“When I was little, I clearly remember reading an article on carbon nanotubes in a kids’ science magazine. And that’s what I ended up doing my thesis on!” Christophe Galland, who’s now specialized in optical spectroscopy and quantum optics, can’t pinpoint exactly when science became part of his life, although he’s always been a bit of a math geek. “I think my teachers really had a decisive influence later on,” says Galland. “I had a physics teacher who was really good at explaining the link between equations and daily phenomena.” In the battle between math and physics, physics came out on top – it’s more concrete and more tangible.

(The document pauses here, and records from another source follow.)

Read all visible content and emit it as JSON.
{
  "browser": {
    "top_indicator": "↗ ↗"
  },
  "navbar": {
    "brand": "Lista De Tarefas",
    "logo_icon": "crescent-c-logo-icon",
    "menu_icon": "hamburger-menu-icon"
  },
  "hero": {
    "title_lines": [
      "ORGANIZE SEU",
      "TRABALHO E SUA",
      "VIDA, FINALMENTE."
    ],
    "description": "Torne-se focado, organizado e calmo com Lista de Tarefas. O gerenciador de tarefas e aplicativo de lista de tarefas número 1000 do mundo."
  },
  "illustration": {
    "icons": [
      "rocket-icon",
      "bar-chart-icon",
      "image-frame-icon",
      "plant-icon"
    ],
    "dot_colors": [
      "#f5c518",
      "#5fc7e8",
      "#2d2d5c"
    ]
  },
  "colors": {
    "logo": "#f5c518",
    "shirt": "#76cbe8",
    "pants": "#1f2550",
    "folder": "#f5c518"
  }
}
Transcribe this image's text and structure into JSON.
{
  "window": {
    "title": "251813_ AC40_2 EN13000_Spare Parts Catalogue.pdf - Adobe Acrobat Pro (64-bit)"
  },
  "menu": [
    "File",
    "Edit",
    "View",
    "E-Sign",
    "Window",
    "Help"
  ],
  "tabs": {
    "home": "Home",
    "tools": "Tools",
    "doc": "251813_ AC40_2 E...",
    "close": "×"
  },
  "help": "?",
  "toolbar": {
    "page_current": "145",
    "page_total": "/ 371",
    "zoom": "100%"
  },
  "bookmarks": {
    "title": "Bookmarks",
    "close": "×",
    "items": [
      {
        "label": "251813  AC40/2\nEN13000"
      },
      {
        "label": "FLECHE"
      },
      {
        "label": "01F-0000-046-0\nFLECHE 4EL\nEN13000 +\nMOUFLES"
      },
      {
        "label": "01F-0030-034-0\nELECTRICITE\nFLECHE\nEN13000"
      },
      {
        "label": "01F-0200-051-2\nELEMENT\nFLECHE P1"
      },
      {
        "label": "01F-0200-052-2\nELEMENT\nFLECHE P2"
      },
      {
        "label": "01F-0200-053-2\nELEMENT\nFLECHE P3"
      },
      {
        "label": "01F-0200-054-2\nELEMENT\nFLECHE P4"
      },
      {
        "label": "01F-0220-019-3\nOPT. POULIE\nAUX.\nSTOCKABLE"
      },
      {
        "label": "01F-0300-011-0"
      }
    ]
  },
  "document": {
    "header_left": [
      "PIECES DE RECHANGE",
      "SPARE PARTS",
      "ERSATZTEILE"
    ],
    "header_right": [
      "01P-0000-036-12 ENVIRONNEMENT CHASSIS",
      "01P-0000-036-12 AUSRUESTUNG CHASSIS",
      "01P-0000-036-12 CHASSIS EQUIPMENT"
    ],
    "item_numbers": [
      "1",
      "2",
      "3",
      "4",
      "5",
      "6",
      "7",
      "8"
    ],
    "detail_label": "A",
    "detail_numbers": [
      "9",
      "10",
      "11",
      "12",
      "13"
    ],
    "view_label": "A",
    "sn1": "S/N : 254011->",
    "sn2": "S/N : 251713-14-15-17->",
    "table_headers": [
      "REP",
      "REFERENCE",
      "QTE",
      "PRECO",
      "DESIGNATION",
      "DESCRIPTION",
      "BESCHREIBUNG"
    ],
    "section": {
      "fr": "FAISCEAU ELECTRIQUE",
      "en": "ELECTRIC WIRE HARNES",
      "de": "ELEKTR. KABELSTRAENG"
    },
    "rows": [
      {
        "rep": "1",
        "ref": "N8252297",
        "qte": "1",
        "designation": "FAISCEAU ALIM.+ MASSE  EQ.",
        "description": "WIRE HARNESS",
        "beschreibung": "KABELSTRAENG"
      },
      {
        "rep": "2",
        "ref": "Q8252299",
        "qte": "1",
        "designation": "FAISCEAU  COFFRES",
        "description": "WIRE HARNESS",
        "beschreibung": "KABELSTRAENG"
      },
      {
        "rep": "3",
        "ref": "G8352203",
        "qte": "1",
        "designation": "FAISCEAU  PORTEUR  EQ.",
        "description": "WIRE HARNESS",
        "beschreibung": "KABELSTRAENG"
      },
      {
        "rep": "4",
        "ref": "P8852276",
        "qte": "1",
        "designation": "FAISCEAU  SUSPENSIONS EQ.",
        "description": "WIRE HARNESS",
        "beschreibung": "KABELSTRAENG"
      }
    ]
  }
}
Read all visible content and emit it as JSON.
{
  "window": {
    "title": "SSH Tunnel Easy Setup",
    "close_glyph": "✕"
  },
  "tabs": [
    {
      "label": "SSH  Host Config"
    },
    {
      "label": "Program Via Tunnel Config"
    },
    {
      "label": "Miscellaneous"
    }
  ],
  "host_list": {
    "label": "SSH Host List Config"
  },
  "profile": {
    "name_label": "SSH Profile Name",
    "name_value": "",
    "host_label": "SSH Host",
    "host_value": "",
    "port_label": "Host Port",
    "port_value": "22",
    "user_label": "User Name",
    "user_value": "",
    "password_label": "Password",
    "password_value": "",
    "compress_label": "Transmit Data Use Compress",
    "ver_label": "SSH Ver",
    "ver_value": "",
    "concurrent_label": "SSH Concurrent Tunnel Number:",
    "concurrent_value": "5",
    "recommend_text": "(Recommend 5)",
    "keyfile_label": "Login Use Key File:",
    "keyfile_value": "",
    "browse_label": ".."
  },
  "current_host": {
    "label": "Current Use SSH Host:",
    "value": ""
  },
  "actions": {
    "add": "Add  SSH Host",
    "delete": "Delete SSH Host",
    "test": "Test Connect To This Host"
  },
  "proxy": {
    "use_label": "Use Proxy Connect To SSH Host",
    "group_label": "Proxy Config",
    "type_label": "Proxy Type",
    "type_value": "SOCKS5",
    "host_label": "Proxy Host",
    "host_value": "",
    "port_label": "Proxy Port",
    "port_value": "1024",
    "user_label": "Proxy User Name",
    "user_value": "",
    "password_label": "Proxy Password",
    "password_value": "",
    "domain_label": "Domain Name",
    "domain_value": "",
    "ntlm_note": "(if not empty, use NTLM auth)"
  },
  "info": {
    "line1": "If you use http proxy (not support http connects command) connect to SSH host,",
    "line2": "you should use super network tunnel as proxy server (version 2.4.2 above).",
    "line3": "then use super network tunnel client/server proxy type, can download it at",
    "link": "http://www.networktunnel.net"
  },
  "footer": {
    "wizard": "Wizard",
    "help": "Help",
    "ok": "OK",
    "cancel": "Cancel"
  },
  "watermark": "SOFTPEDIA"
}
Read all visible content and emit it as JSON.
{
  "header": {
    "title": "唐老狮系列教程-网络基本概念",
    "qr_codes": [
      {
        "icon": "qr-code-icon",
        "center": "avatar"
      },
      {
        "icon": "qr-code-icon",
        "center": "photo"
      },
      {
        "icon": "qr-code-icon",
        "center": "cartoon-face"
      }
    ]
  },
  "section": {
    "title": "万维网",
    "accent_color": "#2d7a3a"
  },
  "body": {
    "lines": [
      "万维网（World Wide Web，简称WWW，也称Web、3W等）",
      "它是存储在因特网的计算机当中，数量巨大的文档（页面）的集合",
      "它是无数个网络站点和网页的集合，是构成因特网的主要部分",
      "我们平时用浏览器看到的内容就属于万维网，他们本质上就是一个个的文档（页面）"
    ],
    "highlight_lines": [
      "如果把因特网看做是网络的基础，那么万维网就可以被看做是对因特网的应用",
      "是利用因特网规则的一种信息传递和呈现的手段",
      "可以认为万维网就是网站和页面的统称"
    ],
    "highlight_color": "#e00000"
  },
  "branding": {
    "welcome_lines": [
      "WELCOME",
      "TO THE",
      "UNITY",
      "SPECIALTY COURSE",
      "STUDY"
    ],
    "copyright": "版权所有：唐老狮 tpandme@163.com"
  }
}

So it wasn’t fate that got him where he is, although there were times as a student when he wasn’t sure where his path would take him. After studying at the Ecole Polytechnique in Paris, he learned about the realities of working in a lab when he joined ETH in Zurich for his thesis in quantum optics. “When I completed my thesis, I thought about leaving research to focus on teaching.” But what really fascinated him was the dual role of the professors who trained him: “They were world-renowned researchers and also very good teachers and instructors.”
Life in the academic world
Researchers commonly spend some time abroad developing their career – and Galland was keen on delving deeper into his field – so as a post-doc he headed to the Los Alamos National Lab and then the University of Delaware.
He landed at EPFL in 2013, thanks to an Ambizione grant from the Swiss National Science Foundation. He’s been running EPFL’s Laboratory of Quantum and Nano-Optics since 2017. With his ten-strong team, he continues to seek out the secrets that can be revealed by light.
A pinch of philosophy
When you ask Galland whether he knew as a student how his career would play out, it becomes clear that he’s simply guided by his passion. “There are so many uncertainties in an academic career that I just took things one step at a time,” he says. “Even now, I don’t know what will be my position in two years’ time. If you work hard, doors open for you, but you have to be ready to seize opportunities that weren’t necessarily part of your plan.”
The lab work is also unpredictable on a daily basis. Each experiment brings its own surprises. And he’s constantly challenging himself. “In quantum physics, we’re dealing with really counter-intuitive phenomena,” explains Galland. “We have to ask ourselves quite philosophical questions when we’re interpreting some of our results.”
And what’s more philosophical than light, a word that can be interpreted in so many ways? This budding philosopher’s lab is filled with lasers, home-built microscopes and single-photon counters for studying the interaction between light and matter. Applying a range of optical techniques, Galland and his colleagues use it to detect and measure molecule vibrations and other phenomena taking place at the atomic level.
A thirst for knowledge
“My work makes me even more curious,” says Galland. “It makes me want to explain things and be as rational as possible.” He’s honest with himself and recognizes that he finds it hard to draw a line between his professional and private life, although he does enjoy hiking, cycling and playing the piano. “I’m always thinking about work to some extent,” he says. “My wife’s a medical doctor, and she’s continued to do research after her PhD, so we talk a lot about our day-to-day professional experiences. That helps me a lot, especially on the human side of things, because doctors and academics don’t think and act in the same way.”
For Galland, research isn’t just about deciphering the world around us and driving innovation. More than anything, it’s a training tool: “I think that the greatest impact of research on society is that we’re passing on our passion and our knowledge to our Bachelor’s, Master’s and PhD students.” For now, Galland is happy to keep probing the laws of quantum mechanics and nanomaterials at EPFL.